ArcGIS Maps for Power BI: Free vs. Paid version

, 2018-08-14 (first published: )

(2018-July-25) I like the ESRI company slogan, "The Science of Where". Hopefully, it will help someone not to get lost in the myriads of geo points on their maps. 

Working with ArcGIS map visualization in Power BI, you always hit that notification point that tells you about more features available in the non-free version of the ArcGIS map, so I wanted to explore this.



I pulled an opened dataset of TTC Routes and Schedules with the route definitions, stop patterns, stop locations, and schedules of the Toronto TTC ground buses and streetcars into my Power BI data model.

With the following table count statistics:
Stops - 10,614 records
Trips - 134,949 records
Routes - 200 records
Stop Times - 5,584,011 records

And this data model helped me to plot all (almost all) stops' geo locations in my ArcGIS map:



My next step was to sign up for the Plus subscription (Paid version of the ArgGIS map) in Power BI. The registration went smoothly, my credit card information has been collected, no warning signs. However, when I tried to sign in again and authenticate myself with my registration email address, I received an error message that something went wrong with ArcGIS Maps for Power BI with apologies for the inconvenience and request to refresh the page or check back later. I contacted the Canadian ESRI tech support but still haven't received any updates for this issue.
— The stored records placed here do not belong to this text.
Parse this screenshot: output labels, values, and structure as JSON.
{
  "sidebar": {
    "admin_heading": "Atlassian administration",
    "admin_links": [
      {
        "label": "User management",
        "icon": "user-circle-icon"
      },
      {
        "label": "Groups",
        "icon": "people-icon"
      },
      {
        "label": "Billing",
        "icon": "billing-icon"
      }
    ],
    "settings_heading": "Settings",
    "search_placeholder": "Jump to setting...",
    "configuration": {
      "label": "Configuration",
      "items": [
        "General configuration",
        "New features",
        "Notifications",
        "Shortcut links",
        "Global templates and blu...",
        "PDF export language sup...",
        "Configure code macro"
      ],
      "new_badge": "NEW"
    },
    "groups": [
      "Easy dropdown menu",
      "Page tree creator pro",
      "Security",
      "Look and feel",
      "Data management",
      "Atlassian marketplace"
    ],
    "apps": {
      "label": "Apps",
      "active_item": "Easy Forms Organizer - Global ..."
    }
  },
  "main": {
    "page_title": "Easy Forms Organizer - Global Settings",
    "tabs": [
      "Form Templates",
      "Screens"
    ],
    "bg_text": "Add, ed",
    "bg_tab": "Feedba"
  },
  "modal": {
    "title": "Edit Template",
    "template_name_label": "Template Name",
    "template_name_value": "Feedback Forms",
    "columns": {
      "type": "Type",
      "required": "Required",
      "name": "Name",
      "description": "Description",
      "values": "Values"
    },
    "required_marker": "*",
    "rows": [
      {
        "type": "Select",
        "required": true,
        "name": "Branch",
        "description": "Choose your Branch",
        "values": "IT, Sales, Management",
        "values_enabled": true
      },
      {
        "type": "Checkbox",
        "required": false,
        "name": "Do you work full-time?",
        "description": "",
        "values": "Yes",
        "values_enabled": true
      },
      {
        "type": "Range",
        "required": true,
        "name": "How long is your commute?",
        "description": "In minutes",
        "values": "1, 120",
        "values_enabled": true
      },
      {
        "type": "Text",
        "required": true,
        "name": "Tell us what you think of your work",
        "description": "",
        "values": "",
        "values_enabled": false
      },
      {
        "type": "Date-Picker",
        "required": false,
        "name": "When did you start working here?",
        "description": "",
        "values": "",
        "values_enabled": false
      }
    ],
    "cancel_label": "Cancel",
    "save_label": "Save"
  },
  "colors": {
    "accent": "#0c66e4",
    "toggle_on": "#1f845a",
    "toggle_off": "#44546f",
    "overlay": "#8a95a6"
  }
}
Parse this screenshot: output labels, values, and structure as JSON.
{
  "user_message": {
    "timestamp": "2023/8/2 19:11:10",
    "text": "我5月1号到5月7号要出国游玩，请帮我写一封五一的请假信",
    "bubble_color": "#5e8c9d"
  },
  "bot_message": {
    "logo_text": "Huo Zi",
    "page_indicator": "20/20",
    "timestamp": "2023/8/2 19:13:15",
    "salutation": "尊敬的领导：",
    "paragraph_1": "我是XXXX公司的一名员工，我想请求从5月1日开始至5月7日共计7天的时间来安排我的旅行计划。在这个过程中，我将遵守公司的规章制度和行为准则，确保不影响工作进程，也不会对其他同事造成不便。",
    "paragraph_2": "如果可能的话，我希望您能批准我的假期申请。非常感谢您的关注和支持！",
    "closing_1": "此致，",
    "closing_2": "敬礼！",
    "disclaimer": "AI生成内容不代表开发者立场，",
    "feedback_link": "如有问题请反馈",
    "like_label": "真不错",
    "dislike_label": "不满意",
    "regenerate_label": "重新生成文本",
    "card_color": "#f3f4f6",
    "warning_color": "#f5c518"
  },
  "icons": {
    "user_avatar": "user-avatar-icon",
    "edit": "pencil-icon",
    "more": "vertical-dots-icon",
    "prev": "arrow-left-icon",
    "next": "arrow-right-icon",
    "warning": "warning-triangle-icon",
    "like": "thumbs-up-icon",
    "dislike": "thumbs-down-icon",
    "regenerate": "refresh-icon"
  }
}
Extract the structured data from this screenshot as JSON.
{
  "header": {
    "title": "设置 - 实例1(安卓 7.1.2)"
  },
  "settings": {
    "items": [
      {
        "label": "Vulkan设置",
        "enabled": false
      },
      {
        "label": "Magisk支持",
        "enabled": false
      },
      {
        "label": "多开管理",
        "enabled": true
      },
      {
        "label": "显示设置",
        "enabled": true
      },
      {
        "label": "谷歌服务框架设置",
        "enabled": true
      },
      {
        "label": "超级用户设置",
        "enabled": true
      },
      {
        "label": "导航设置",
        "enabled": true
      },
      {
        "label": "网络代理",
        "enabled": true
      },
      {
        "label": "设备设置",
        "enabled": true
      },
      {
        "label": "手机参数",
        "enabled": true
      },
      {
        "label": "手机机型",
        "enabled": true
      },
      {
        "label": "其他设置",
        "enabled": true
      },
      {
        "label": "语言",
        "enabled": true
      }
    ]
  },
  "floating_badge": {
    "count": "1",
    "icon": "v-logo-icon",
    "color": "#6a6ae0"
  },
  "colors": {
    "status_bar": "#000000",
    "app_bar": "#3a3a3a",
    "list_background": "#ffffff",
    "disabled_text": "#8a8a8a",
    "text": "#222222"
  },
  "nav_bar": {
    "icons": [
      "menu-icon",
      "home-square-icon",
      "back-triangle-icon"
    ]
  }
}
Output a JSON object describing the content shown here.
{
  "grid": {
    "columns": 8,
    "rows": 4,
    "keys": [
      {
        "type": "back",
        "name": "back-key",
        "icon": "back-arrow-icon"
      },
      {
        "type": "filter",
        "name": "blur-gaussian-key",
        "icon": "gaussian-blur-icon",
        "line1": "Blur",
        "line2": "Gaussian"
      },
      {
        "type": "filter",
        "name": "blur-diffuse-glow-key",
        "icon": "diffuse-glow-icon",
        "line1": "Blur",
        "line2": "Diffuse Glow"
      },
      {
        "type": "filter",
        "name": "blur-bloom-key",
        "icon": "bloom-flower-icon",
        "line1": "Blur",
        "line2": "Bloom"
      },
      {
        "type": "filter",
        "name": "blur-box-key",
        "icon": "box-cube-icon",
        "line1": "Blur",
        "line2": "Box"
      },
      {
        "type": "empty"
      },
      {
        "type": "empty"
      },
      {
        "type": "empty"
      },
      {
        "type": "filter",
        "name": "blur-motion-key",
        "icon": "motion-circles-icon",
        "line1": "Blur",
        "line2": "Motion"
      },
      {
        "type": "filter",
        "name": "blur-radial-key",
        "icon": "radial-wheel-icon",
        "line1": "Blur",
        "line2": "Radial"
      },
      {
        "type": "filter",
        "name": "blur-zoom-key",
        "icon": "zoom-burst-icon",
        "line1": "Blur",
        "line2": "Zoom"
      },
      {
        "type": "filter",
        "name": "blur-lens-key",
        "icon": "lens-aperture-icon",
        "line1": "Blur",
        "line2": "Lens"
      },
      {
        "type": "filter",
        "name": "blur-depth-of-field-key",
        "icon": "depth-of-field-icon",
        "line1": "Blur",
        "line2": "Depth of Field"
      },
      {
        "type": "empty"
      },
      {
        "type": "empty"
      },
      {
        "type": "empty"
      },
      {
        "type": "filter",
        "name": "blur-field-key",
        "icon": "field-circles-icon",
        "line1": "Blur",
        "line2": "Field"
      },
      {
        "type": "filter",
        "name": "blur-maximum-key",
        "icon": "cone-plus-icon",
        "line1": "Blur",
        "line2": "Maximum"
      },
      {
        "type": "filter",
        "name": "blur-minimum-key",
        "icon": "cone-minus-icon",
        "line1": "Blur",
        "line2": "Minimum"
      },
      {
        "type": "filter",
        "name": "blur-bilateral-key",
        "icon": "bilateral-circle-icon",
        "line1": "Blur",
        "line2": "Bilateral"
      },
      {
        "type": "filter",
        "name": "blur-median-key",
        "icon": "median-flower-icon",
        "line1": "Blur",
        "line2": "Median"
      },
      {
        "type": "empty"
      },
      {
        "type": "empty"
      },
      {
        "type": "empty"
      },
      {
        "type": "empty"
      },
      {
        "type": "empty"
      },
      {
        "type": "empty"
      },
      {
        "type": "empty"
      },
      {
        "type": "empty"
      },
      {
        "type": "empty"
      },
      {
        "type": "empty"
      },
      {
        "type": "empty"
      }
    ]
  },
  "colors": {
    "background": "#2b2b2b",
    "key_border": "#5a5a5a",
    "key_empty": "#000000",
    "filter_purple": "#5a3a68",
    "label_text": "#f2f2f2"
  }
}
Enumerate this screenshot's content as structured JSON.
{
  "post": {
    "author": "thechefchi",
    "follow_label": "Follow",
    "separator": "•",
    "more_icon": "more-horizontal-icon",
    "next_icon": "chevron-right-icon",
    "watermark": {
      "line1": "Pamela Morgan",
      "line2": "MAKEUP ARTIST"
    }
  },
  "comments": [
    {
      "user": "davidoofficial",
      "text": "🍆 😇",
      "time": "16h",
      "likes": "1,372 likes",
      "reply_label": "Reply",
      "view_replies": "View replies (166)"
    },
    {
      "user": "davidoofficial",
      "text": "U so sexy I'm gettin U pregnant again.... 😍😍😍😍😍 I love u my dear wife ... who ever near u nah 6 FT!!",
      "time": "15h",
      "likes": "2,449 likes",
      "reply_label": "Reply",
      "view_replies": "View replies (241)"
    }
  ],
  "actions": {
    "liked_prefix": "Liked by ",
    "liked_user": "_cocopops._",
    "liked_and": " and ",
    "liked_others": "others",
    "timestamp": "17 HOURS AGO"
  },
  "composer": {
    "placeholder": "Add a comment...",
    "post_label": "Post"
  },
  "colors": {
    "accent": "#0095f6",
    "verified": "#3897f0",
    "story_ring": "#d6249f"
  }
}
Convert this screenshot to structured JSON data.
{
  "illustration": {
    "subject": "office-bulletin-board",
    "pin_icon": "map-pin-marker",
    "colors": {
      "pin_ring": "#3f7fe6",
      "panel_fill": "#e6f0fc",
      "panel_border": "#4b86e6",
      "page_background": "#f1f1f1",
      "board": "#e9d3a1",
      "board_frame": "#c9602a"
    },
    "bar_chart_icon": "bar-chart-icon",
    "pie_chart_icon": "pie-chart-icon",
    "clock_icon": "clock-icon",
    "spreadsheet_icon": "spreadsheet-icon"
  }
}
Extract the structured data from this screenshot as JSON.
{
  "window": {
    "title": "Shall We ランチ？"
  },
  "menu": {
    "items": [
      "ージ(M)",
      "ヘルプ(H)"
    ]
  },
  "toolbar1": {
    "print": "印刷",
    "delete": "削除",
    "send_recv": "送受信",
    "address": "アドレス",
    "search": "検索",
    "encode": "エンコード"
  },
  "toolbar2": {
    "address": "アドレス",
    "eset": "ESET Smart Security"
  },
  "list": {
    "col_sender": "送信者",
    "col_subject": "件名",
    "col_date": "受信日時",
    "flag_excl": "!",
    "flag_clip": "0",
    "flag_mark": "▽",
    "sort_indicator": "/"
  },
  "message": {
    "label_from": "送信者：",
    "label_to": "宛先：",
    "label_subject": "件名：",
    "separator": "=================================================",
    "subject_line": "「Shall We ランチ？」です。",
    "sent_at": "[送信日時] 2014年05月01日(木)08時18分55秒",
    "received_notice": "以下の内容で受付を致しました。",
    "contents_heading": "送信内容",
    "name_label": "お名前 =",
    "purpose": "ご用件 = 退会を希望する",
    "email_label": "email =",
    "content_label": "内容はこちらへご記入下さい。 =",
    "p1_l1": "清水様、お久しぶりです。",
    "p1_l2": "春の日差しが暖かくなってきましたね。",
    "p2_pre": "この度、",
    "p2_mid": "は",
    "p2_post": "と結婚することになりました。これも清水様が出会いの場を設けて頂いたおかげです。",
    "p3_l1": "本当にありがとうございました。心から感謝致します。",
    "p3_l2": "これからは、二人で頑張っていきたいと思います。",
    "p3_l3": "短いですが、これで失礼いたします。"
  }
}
So, I was only left with the option to trust the ESRI documentation and check limitations of the free version of the ArcGIS Map in Power BI. If you read the documentation, basically you will get an idea of "more", there a couple of additional new features, but the Plus version of the map has all the standard features with more capacity:

Included with Power BI With a Plus subscription
Basemaps
4 basic basemaps
4 basic basemaps and 8 others, including satellite imagery
Geocoding
1,500 features per map
5,000 features per map
100,000 features per month
1 million features per month
Reference layers
10 reference layers that contain U.S. demographics
Access to Esri Living Atlas maps and layers (feature services)
Publicly shared feature layers on ArcGIS
Publicly shared feature layers on ArcGIS
Infographics
Curated gallery of U.S. demographics variables (7 categories)
Full access to the ArcGIS GeoEnrichment data browser, including U.S. and global demographics variables

Source: https://doc.arcgis.com/en/maps-for-powerbi/get-started/about-plus.htm

More basic maps, more geo coordinates to map, more reference layers. The good thing about the reference layers is that you get exposed to the same set of publicly shared feature layers in both free and paid versions of the map, which is a cool thing! There is a search field in the Edit mode of the map that allows you to select and view one of those public layers within your map.


So now, knowing what my limits are, I switched my map theme to clustering and realized that it also had another limit that is not listed on the official ESRI site, the clustering feature in my case was limited to 10,000 geo points vs. the actual dataset of 10,614 stop locations. You can check those numbers if you like.




I still hope that ESRI tech support team will get back to me with my inquiry, otherwise, I will need to find a way to cancel my Plus subscription.

Happy data adventures!

(2018-July-29) Update: the ESRI support team finally reached out to me and helped to resolve the issue, please read my 2nd part of this story: http://datanrg.blogspot.com/2018/07/arcgis-maps-for-power-bi-plus.html

Rate

Share

Share

Rate

Related content

Database Mirroring FAQ: Can a 2008 SQL instance be used as the witness for a 2005 database mirroring setup?

Question: Can a 2008 SQL instance be used as the witness for a 2005 database mirroring setup? This question was sent to me via email. My reply follows. Can a 2008 SQL instance be used as the witness for a 2005 database mirroring setup? Databases to be mirrored are currently running on 2005 SQL instances but will be upgraded to 2008 SQL in the near future.

2009-02-23

1,567 reads

Networking - Part 4

You may want to read Part 1 , Part 2 , and Part 3 before continuing. This time around I'd like to talk about social networking. We'll start with social networking. Facebook, MySpace, and Twitter are all good examples of using technology to let...

2009-02-17

1,530 reads

Speaking at Community Events - More Thoughts

Last week I posted Speaking at Community Events - Time to Raise the Bar?, a first cut at talking about to what degree we should require experience for speakers at events like SQLSaturday as well as when it might be appropriate to add additional focus/limitations on the presentations that are accepted. I've got a few more thoughts on the topic this week, and I look forward to your comments.

2009-02-13

360 reads